The struggle over, and impact of, media portrayals of Northern Ireland
This thesis examines the process of mass communication from media strategies to audience belief in relation to the conflict in Ireland. It documents the media strategies used by the various actors and participants in the conflict, from the Northern Ireland Office, Royal Ulster Constabulary, Foreign Office and Army to Sinn Fén and the Irish Republican Army, via the Ulster Defence Association, other political parties, Civil liberties and human rights organisations and many others. It reveals the continuing disinformation efforts of the British government, examines how source organisations interact with journalistsw, how journalists and their editors operate and looks at the outcome of their endeavours by analysing international coverage of the Northern Ireland conflict.
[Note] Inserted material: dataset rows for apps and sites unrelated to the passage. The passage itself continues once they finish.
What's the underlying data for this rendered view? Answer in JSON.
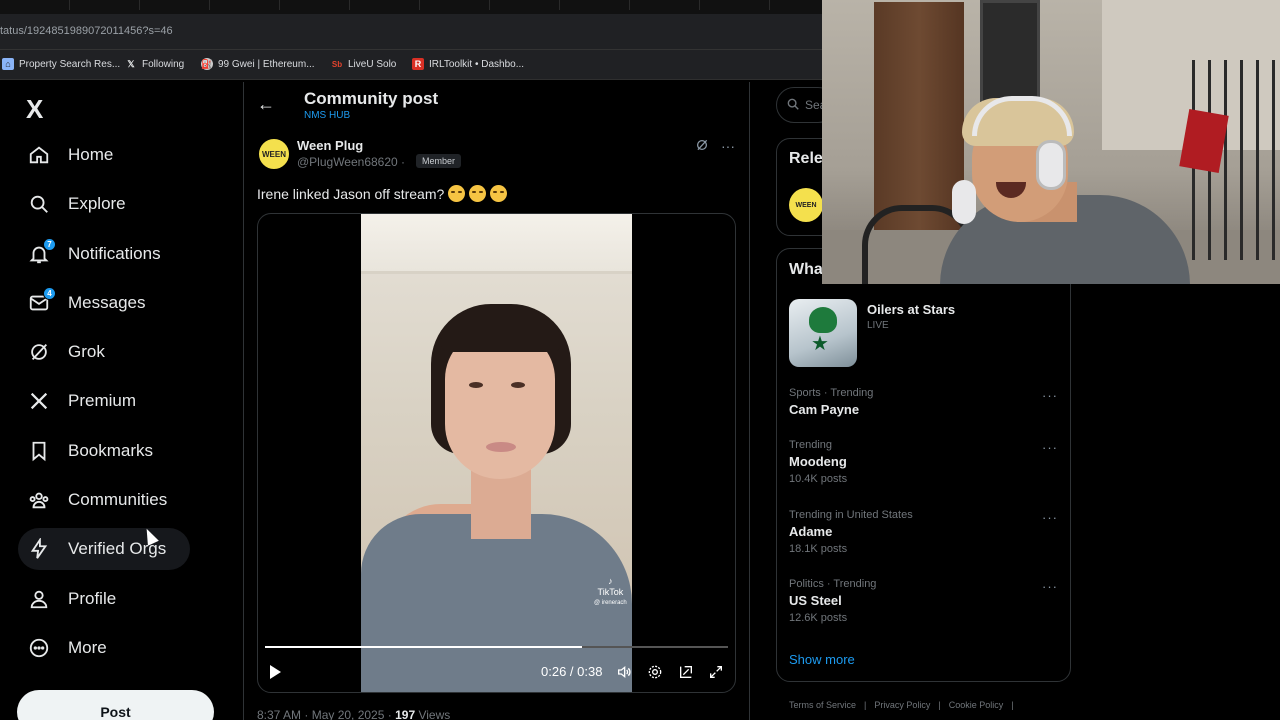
{
  "browser": {
    "url": "tatus/1924851989072011456?s=46",
    "bookmarks": [
      {
        "label": "Property Search Res...",
        "icon": "house-icon",
        "color": "#8ab4f8"
      },
      {
        "label": "Following",
        "icon": "x-icon",
        "color": "#e7e9ea"
      },
      {
        "label": "99 Gwei | Ethereum...",
        "icon": "gas-icon",
        "color": "#cccccc"
      },
      {
        "label": "LiveU Solo",
        "icon": "liveu-icon",
        "color": "#e3432d"
      },
      {
        "label": "IRLToolkit • Dashbo...",
        "icon": "irl-icon",
        "color": "#d93025"
      }
    ]
  },
  "nav": {
    "logo": "X",
    "items": [
      {
        "label": "Home",
        "icon": "home-icon"
      },
      {
        "label": "Explore",
        "icon": "search-icon"
      },
      {
        "label": "Notifications",
        "icon": "bell-icon",
        "badge": "7"
      },
      {
        "label": "Messages",
        "icon": "mail-icon",
        "badge": "4"
      },
      {
        "label": "Grok",
        "icon": "grok-icon"
      },
      {
        "label": "Premium",
        "icon": "x-premium-icon"
      },
      {
        "label": "Bookmarks",
        "icon": "bookmark-icon"
      },
      {
        "label": "Communities",
        "icon": "communities-icon"
      },
      {
        "label": "Verified Orgs",
        "icon": "lightning-icon"
      },
      {
        "label": "Profile",
        "icon": "person-icon"
      },
      {
        "label": "More",
        "icon": "more-circle-icon"
      }
    ],
    "post_label": "Post"
  },
  "main": {
    "title": "Community post",
    "subtitle": "NMS HUB",
    "author": {
      "name": "Ween Plug",
      "handle": "@PlugWeen68620 ·",
      "badge": "Member",
      "avatar_text": "WEEN"
    },
    "text": "Irene linked Jason off stream?",
    "emoji_count": 3,
    "video": {
      "progress": 0.684,
      "time": "0:26 / 0:38",
      "watermark_brand": "TikTok",
      "watermark_user": "@ irenerach"
    },
    "meta": {
      "timestamp": "8:37 AM · May 20, 2025 ·",
      "views": "197",
      "views_label": "Views"
    }
  },
  "right": {
    "search_placeholder": "Sea",
    "relevant_title": "Rele",
    "whats_title": "Wha",
    "live": {
      "title": "Oilers at Stars",
      "sub": "LIVE"
    },
    "trends": [
      {
        "ctx": "Sports · Trending",
        "name": "Cam Payne",
        "posts": ""
      },
      {
        "ctx": "Trending",
        "name": "Moodeng",
        "posts": "10.4K posts"
      },
      {
        "ctx": "Trending in United States",
        "name": "Adame",
        "posts": "18.1K posts"
      },
      {
        "ctx": "Politics · Trending",
        "name": "US Steel",
        "posts": "12.6K posts"
      }
    ],
    "show_more": "Show more",
    "footer": [
      "Terms of Service",
      "|",
      "Privacy Policy",
      "|",
      "Cookie Policy",
      "|"
    ]
  }
}
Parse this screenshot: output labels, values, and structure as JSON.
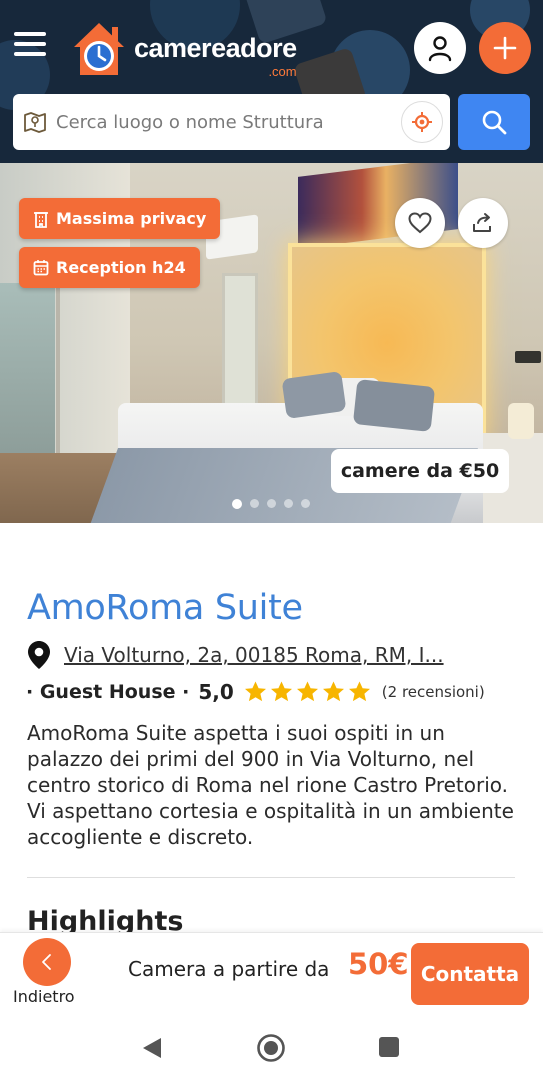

Finally, the research examines the reception of media information amongst people living in Northern Ireland and Britain. Key questions here included the extent to which `violence' acted as a key organising category in British perceptions of the conflict and the effectiveness of propaganda in structuring public (mis)understandings.